The statistics on laryngeal cancer show that many patients are diagnosed and treated for this head and neck cancer each year. While it can be treated in the early stages, it is a life-threatening condition that can take the life of many patients.
It’s important to know the basics about this condition to identify any symptoms before the disease progresses. See the facts on laryngeal cancer below to improve your understanding of the condition.
- The American Cancer Society estimated that 12,400 patients in the United States would be diagnosed with laryngeal cancer in 2012. Also, they estimated that about 3,600 patients would die due to the condition.

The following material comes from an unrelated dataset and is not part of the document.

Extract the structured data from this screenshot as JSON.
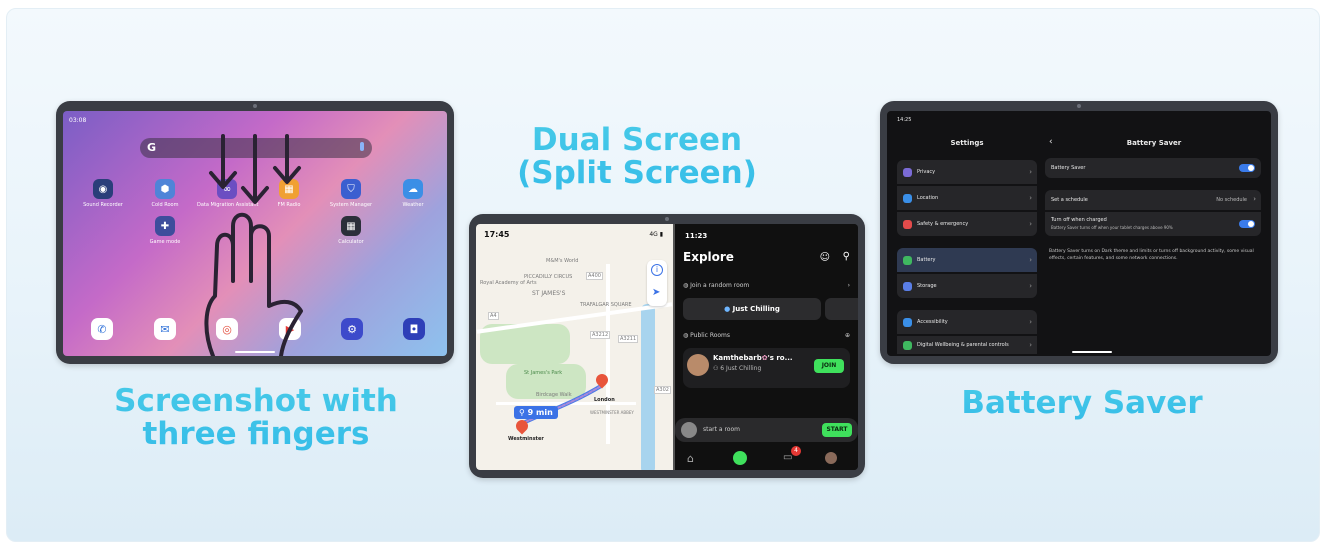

- The larynx, often called the voice box, is where the vocal cords (vocal folds) can be found.
- Cancer in the larynx can often affect how the vocal cords work. This can change a person’s voice.
- Besides a change in the persons voice, these are some symptoms of laryngeal cancer: chronic cough, sore throat and ear pain, lump in the throat, trouble/pain swallowing, noisy breathing and bad breath.

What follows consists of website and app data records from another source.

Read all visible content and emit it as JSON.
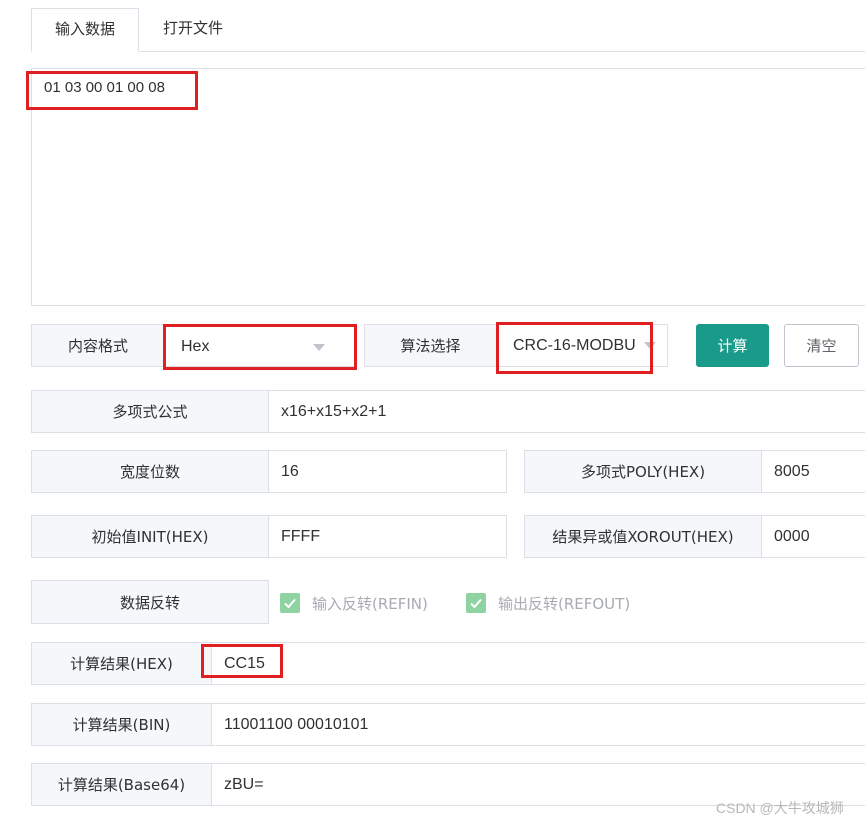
{
  "tabs": [
    {
      "label": "输入数据",
      "active": true
    },
    {
      "label": "打开文件",
      "active": false
    }
  ],
  "input": {
    "value": "01 03 00 01 00 08"
  },
  "format": {
    "label": "内容格式",
    "selected": "Hex"
  },
  "algorithm": {
    "label": "算法选择",
    "selected": "CRC-16-MODBU"
  },
  "buttons": {
    "calculate": "计算",
    "clear": "清空"
  },
  "polynomial_formula": {
    "label": "多项式公式",
    "value": "x16+x15+x2+1"
  },
  "width": {
    "label": "宽度位数",
    "value": "16"
  },
  "poly": {
    "label": "多项式POLY(HEX)",
    "value": "8005"
  },
  "init": {
    "label": "初始值INIT(HEX)",
    "value": "FFFF"
  },
  "xorout": {
    "label": "结果异或值XOROUT(HEX)",
    "value": "0000"
  },
  "reverse": {
    "label": "数据反转",
    "refin": {
      "label": "输入反转(REFIN)",
      "checked": true
    },
    "refout": {
      "label": "输出反转(REFOUT)",
      "checked": true
    }
  },
  "result_hex": {
    "label": "计算结果(HEX)",
    "value": "CC15"
  },
  "result_bin": {
    "label": "计算结果(BIN)",
    "value": "11001100 00010101"
  },
  "result_base64": {
    "label": "计算结果(Base64)",
    "value": "zBU="
  },
  "watermark": "CSDN @大牛攻城狮",
  "colors": {
    "primary": "#1a9b8a",
    "highlight": "#e02020",
    "checkbox": "#8fd3a3"
  }
}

- Tobacco and alcohol use increases a patient’s risk of developing laryngeal cancer along with other head and neck cancers.
- There is some evidence to show that GERD (gastroesophageal reflux disease) may increase a patient’s risk of developing laryngeal cancer.
- Early diagnosis can improve a patient’s prognosis.
- Treatment includes radiation, surgery and chemotherapy.
- Recurrent laryngeal cancer is most likely in the first two to three years after remission. Follow-up appointments are extremely important.